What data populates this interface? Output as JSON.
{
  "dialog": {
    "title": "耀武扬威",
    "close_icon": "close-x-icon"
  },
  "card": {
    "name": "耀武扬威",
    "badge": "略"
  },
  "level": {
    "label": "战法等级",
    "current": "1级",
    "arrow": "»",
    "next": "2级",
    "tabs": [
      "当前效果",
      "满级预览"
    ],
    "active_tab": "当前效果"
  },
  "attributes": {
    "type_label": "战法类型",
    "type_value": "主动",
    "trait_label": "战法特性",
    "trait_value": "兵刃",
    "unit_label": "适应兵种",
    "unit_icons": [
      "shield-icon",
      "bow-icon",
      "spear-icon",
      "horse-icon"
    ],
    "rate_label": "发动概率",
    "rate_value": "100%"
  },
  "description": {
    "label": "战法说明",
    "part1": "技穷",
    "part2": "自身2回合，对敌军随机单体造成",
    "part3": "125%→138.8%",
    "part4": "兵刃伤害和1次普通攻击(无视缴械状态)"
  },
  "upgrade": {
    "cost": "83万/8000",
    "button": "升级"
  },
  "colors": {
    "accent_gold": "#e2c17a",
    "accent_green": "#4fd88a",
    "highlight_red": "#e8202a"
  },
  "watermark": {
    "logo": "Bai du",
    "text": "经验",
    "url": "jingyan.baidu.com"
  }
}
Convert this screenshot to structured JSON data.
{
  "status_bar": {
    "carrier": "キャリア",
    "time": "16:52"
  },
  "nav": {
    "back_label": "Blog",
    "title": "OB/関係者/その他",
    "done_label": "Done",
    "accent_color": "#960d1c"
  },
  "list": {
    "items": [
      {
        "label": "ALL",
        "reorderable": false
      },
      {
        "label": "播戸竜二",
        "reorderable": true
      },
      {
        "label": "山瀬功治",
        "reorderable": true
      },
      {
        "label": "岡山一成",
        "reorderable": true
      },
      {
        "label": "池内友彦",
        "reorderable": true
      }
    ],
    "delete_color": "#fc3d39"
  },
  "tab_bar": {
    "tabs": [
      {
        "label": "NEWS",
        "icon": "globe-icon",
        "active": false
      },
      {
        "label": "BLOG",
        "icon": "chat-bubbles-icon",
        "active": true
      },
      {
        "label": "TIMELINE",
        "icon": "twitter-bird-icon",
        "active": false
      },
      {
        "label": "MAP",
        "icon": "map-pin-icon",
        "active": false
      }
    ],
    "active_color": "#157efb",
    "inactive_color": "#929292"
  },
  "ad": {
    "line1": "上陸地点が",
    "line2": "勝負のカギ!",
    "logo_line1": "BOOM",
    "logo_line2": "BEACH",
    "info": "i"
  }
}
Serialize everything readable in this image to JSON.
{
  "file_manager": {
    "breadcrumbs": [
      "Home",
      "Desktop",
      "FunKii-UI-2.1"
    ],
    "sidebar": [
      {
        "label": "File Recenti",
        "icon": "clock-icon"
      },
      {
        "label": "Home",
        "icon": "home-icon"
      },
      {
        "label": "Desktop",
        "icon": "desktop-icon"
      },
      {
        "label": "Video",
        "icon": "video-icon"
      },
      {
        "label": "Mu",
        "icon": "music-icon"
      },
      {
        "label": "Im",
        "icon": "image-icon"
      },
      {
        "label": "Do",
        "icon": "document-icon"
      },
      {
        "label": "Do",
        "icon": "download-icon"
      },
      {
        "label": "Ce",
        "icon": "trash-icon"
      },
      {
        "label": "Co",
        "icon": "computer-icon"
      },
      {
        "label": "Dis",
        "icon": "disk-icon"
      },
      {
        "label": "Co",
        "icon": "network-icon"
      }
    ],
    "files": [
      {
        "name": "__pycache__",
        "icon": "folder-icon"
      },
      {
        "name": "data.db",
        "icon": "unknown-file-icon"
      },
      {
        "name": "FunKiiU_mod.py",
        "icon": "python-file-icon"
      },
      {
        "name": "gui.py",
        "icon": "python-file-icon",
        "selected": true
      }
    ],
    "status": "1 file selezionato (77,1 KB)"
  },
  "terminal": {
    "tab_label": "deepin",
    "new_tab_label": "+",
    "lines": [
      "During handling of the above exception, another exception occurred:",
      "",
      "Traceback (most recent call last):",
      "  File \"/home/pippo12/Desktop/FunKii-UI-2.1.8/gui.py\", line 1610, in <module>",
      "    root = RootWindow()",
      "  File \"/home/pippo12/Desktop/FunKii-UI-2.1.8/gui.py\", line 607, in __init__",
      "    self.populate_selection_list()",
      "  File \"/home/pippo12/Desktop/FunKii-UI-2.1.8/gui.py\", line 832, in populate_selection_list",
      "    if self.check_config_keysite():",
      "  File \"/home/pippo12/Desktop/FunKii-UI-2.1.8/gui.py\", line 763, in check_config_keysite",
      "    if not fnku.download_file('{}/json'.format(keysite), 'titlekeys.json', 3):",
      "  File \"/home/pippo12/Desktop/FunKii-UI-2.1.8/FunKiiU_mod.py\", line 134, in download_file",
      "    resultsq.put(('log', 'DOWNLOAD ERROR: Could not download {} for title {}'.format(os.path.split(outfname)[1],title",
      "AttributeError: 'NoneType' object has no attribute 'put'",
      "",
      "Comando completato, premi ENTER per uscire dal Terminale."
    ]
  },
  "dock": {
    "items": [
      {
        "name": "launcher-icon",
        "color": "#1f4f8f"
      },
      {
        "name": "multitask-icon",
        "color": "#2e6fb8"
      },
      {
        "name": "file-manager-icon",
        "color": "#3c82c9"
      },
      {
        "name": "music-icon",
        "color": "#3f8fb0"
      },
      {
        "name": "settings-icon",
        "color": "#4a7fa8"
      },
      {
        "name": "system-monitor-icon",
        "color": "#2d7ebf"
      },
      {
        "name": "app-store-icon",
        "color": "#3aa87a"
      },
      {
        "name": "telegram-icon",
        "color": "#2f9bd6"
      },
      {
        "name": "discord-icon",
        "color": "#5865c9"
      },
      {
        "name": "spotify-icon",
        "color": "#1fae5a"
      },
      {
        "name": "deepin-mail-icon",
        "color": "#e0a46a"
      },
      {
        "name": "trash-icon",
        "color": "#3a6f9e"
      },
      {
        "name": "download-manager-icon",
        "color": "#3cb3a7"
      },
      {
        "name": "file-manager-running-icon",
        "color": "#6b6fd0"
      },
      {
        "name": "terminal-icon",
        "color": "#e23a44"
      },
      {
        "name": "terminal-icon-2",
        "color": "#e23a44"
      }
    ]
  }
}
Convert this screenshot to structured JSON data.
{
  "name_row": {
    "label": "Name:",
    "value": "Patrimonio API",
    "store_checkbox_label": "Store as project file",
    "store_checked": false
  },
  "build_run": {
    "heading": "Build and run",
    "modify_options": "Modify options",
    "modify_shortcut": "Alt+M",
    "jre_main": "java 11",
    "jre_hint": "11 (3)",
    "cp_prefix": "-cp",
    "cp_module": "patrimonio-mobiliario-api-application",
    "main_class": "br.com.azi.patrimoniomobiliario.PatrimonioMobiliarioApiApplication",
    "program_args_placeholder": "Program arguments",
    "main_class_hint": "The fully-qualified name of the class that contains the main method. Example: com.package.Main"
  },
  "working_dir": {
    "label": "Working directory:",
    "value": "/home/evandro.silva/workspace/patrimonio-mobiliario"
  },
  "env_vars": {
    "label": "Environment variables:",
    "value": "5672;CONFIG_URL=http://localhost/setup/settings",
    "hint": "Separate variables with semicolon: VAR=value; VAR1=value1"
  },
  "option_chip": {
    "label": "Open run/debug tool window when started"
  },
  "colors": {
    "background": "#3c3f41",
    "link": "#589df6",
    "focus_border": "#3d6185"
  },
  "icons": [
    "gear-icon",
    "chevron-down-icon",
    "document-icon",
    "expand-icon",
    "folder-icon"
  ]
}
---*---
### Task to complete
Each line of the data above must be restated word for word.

### Solution to this problem
What data populates this interface? Output as JSON.
{
  "dialog": {
    "title": "耀武扬威",
    "close_icon": "close-x-icon"
  },
  "card": {
    "name": "耀武扬威",
    "badge": "略"
  },
  "level": {
    "label": "战法等级",
    "current": "1级",
    "arrow": "»",
    "next": "2级",
    "tabs": [
      "当前效果",
      "满级预览"
    ],
    "active_tab": "当前效果"
  },
  "attributes": {
    "type_label": "战法类型",
    "type_value": "主动",
    "trait_label": "战法特性",
    "trait_value": "兵刃",
    "unit_label": "适应兵种",
    "unit_icons": [
      "shield-icon",
      "bow-icon",
      "spear-icon",
      "horse-icon"
    ],
    "rate_label": "发动概率",
    "rate_value": "100%"
  },
  "description": {
    "label": "战法说明",
    "part1": "技穷",
    "part2": "自身2回合，对敌军随机单体造成",
    "part3": "125%→138.8%",
    "part4": "兵刃伤害和1次普通攻击(无视缴械状态)"
  },
  "upgrade": {
    "cost": "83万/8000",
    "button": "升级"
  },
  "colors": {
    "accent_gold": "#e2c17a",
    "accent_green": "#4fd88a",
    "highlight_red": "#e8202a"
  },
  "watermark": {
    "logo": "Bai du",
    "text": "经验",
    "url": "jingyan.baidu.com"
  }
}
Convert this screenshot to structured JSON data.
{
  "status_bar": {
    "carrier": "キャリア",
    "time": "16:52"
  },
  "nav": {
    "back_label": "Blog",
    "title": "OB/関係者/その他",
    "done_label": "Done",
    "accent_color": "#960d1c"
  },
  "list": {
    "items": [
      {
        "label": "ALL",
        "reorderable": false
      },
      {
        "label": "播戸竜二",
        "reorderable": true
      },
      {
        "label": "山瀬功治",
        "reorderable": true
      },
      {
        "label": "岡山一成",
        "reorderable": true
      },
      {
        "label": "池内友彦",
        "reorderable": true
      }
    ],
    "delete_color": "#fc3d39"
  },
  "tab_bar": {
    "tabs": [
      {
        "label": "NEWS",
        "icon": "globe-icon",
        "active": false
      },
      {
        "label": "BLOG",
        "icon": "chat-bubbles-icon",
        "active": true
      },
      {
        "label": "TIMELINE",
        "icon": "twitter-bird-icon",
        "active": false
      },
      {
        "label": "MAP",
        "icon": "map-pin-icon",
        "active": false
      }
    ],
    "active_color": "#157efb",
    "inactive_color": "#929292"
  },
  "ad": {
    "line1": "上陸地点が",
    "line2": "勝負のカギ!",
    "logo_line1": "BOOM",
    "logo_line2": "BEACH",
    "info": "i"
  }
}
Serialize everything readable in this image to JSON.
{
  "file_manager": {
    "breadcrumbs": [
      "Home",
      "Desktop",
      "FunKii-UI-2.1"
    ],
    "sidebar": [
      {
        "label": "File Recenti",
        "icon": "clock-icon"
      },
      {
        "label": "Home",
        "icon": "home-icon"
      },
      {
        "label": "Desktop",
        "icon": "desktop-icon"
      },
      {
        "label": "Video",
        "icon": "video-icon"
      },
      {
        "label": "Mu",
        "icon": "music-icon"
      },
      {
        "label": "Im",
        "icon": "image-icon"
      },
      {
        "label": "Do",
        "icon": "document-icon"
      },
      {
        "label": "Do",
        "icon": "download-icon"
      },
      {
        "label": "Ce",
        "icon": "trash-icon"
      },
      {
        "label": "Co",
        "icon": "computer-icon"
      },
      {
        "label": "Dis",
        "icon": "disk-icon"
      },
      {
        "label": "Co",
        "icon": "network-icon"
      }
    ],
    "files": [
      {
        "name": "__pycache__",
        "icon": "folder-icon"
      },
      {
        "name": "data.db",
        "icon": "unknown-file-icon"
      },
      {
        "name": "FunKiiU_mod.py",
        "icon": "python-file-icon"
      },
      {
        "name": "gui.py",
        "icon": "python-file-icon",
        "selected": true
      }
    ],
    "status": "1 file selezionato (77,1 KB)"
  },
  "terminal": {
    "tab_label": "deepin",
    "new_tab_label": "+",
    "lines": [
      "During handling of the above exception, another exception occurred:",
      "",
      "Traceback (most recent call last):",
      "  File \"/home/pippo12/Desktop/FunKii-UI-2.1.8/gui.py\", line 1610, in <module>",
      "    root = RootWindow()",
      "  File \"/home/pippo12/Desktop/FunKii-UI-2.1.8/gui.py\", line 607, in __init__",
      "    self.populate_selection_list()",
      "  File \"/home/pippo12/Desktop/FunKii-UI-2.1.8/gui.py\", line 832, in populate_selection_list",
      "    if self.check_config_keysite():",
      "  File \"/home/pippo12/Desktop/FunKii-UI-2.1.8/gui.py\", line 763, in check_config_keysite",
      "    if not fnku.download_file('{}/json'.format(keysite), 'titlekeys.json', 3):",
      "  File \"/home/pippo12/Desktop/FunKii-UI-2.1.8/FunKiiU_mod.py\", line 134, in download_file",
      "    resultsq.put(('log', 'DOWNLOAD ERROR: Could not download {} for title {}'.format(os.path.split(outfname)[1],title",
      "AttributeError: 'NoneType' object has no attribute 'put'",
      "",
      "Comando completato, premi ENTER per uscire dal Terminale."
    ]
  },
  "dock": {
    "items": [
      {
        "name": "launcher-icon",
        "color": "#1f4f8f"
      },
      {
        "name": "multitask-icon",
        "color": "#2e6fb8"
      },
      {
        "name": "file-manager-icon",
        "color": "#3c82c9"
      },
      {
        "name": "music-icon",
        "color": "#3f8fb0"
      },
      {
        "name": "settings-icon",
        "color": "#4a7fa8"
      },
      {
        "name": "system-monitor-icon",
        "color": "#2d7ebf"
      },
      {
        "name": "app-store-icon",
        "color": "#3aa87a"
      },
      {
        "name": "telegram-icon",
        "color": "#2f9bd6"
      },
      {
        "name": "discord-icon",
        "color": "#5865c9"
      },
      {
        "name": "spotify-icon",
        "color": "#1fae5a"
      },
      {
        "name": "deepin-mail-icon",
        "color": "#e0a46a"
      },
      {
        "name": "trash-icon",
        "color": "#3a6f9e"
      },
      {
        "name": "download-manager-icon",
        "color": "#3cb3a7"
      },
      {
        "name": "file-manager-running-icon",
        "color": "#6b6fd0"
      },
      {
        "name": "terminal-icon",
        "color": "#e23a44"
      },
      {
        "name": "terminal-icon-2",
        "color": "#e23a44"
      }
    ]
  }
}
Convert this screenshot to structured JSON data.
{
  "name_row": {
    "label": "Name:",
    "value": "Patrimonio API",
    "store_checkbox_label": "Store as project file",
    "store_checked": false
  },
  "build_run": {
    "heading": "Build and run",
    "modify_options": "Modify options",
    "modify_shortcut": "Alt+M",
    "jre_main": "java 11",
    "jre_hint": "11 (3)",
    "cp_prefix": "-cp",
    "cp_module": "patrimonio-mobiliario-api-application",
    "main_class": "br.com.azi.patrimoniomobiliario.PatrimonioMobiliarioApiApplication",
    "program_args_placeholder": "Program arguments",
    "main_class_hint": "The fully-qualified name of the class that contains the main method. Example: com.package.Main"
  },
  "working_dir": {
    "label": "Working directory:",
    "value": "/home/evandro.silva/workspace/patrimonio-mobiliario"
  },
  "env_vars": {
    "label": "Environment variables:",
    "value": "5672;CONFIG_URL=http://localhost/setup/settings",
    "hint": "Separate variables with semicolon: VAR=value; VAR1=value1"
  },
  "option_chip": {
    "label": "Open run/debug tool window when started"
  },
  "colors": {
    "background": "#3c3f41",
    "link": "#589df6",
    "focus_border": "#3d6185"
  },
  "icons": [
    "gear-icon",
    "chevron-down-icon",
    "document-icon",
    "expand-icon",
    "folder-icon"
  ]
}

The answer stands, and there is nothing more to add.